___ Information
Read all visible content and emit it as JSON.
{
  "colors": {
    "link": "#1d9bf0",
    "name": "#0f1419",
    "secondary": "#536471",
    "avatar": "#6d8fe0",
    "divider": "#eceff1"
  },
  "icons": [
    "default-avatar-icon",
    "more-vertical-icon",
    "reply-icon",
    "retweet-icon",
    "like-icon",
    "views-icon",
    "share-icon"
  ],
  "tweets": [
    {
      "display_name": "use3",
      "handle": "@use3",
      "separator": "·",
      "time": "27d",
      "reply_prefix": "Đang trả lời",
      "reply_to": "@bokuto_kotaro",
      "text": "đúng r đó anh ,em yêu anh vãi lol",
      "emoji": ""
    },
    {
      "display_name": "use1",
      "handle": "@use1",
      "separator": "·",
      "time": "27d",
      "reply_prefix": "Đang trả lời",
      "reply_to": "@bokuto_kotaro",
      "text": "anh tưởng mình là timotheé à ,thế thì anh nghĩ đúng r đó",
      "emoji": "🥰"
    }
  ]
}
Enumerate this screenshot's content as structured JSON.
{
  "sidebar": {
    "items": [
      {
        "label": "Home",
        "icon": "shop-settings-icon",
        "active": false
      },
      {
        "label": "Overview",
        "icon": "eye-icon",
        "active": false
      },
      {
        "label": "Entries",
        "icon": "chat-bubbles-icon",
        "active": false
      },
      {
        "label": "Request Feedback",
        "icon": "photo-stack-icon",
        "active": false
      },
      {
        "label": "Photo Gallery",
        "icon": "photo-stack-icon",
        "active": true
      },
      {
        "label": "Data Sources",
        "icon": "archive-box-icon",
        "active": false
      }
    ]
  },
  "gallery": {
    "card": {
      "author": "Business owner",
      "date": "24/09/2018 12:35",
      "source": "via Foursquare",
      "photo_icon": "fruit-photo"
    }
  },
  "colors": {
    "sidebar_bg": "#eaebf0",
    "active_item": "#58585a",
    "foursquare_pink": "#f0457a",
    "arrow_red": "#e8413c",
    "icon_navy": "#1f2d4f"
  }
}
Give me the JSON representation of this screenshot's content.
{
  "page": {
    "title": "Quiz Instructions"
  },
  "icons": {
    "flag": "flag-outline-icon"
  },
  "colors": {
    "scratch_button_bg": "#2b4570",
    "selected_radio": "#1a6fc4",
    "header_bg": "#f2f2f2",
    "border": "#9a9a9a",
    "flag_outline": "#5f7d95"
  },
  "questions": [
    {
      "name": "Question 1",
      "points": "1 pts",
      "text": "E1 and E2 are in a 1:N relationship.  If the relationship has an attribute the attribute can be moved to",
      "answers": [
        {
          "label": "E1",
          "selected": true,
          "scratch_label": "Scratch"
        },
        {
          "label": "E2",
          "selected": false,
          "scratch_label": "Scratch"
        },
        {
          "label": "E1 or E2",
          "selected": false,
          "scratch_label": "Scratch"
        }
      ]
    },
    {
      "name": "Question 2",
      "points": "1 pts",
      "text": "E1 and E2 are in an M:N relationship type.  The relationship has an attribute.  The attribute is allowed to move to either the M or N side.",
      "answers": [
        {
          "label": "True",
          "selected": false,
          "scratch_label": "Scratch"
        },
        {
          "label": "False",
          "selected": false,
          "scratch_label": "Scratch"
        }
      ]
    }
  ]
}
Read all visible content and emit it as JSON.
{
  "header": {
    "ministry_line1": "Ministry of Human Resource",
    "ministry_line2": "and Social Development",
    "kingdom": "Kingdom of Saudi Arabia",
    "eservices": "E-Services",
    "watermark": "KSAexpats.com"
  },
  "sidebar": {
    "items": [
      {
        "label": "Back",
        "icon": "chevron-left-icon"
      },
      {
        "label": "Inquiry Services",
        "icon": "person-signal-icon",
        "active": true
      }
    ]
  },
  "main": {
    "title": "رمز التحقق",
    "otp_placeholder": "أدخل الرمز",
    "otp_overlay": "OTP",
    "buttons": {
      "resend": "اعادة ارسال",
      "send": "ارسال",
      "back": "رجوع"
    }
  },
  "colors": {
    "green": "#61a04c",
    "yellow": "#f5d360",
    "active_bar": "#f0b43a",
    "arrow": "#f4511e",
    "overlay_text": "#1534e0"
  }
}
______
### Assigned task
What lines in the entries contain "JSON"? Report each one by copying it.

### Finished exercise
Read all visible content and emit it as JSON.
Enumerate this screenshot's content as structured JSON.
Give me the JSON representation of this screenshot's content.
Read all visible content and emit it as JSON.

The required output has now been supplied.